Before Council was a map showing the Overlay District on the Peninsula and the properties within the district that the City proposed to exclude. These properties included churches, parking stations, residential and commercial developments which in the opinion of the City were not presently suitable for hotel development. Overall there were 86 properties excluded. Letters had been sent to the owners of these properties noting the proposed exclusion. It was noted by both the Mayor and staff that those properties that were excluded would be able to be included in the overlay zone by application to the Board of Zoning Appeals. By the way the Mayor spoke, it would seem only a simple, almost automatic process, to be again included in the overlay zone. He also noted that he considered the major amendments to the ordinance relating to regional planning, transport, shuttles etc. would follow-up this first step.

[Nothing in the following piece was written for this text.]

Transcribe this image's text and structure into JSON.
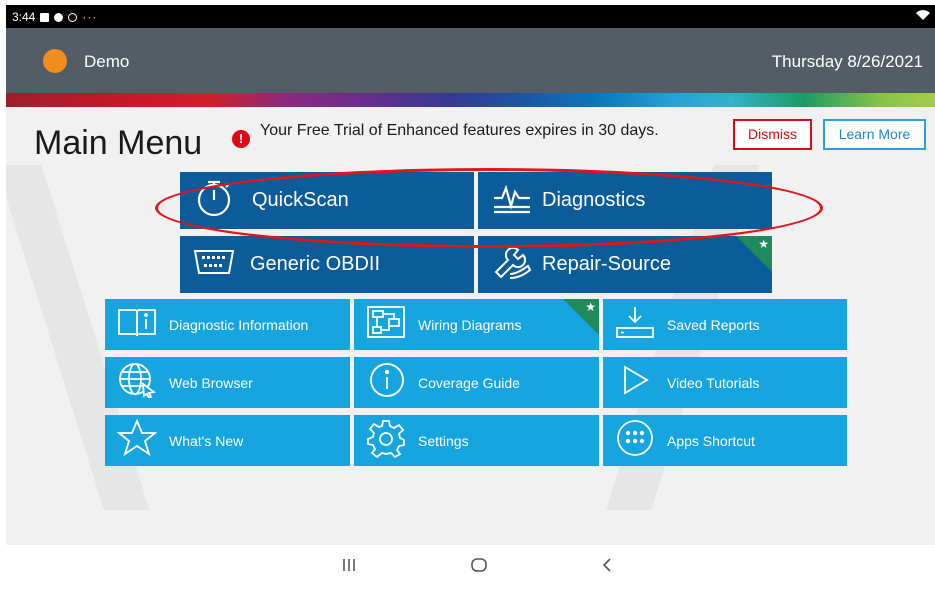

There was also another map but not in the public package which defined the size of hotels in specific areas.
There was an hour-long debate over the amendments and we would summarize it as follows. Council
members generally agreed that something needed to be done to restrain the growth of hotels on the Peninsula. But how was this to be done? And if it is done as the Mayor suggests with the removal of properties from the existing overlay zone then more work was needed and more notice given to the owners of the affected properties. Probably no Council member disagreed that more work was necessary and more notice given. The issue then became as to whether the proposed amendment should be deferred or given its first reading. Those wishing for a first reading said that there was plenty of time to gather more information and the views of property owners, the public and the Planning Commission before the second reading. The latter could be scheduled any time. No, said others, it is not right to move even to a first reading without all of the necessary information.
So a vote was taken to defer the issue and it was defeated with seven nays and six ayes. Those favoring deferral included Council members Waring, Gregorie, Wagner, Moody, Riegel and White. Council then voted to giving a first reading with only Waring, Gregorie, Wagner and Moody opposed.
It will be interesting to see the progress of amending the ordinance. Staff seemed to think that with few letters in opposition, that the majority of owners whose properties were excluded from the overlay were happy. Councilmember Moody didn’t share this view. He knew of some property owners that were quite unhappy about the exclusion and he thought that the absence of a reply should not signify approval. We suspect that the majority of private property owners will opt to remain within the accommodation overlay. They may never take advantage of the inclusion, but why give it up?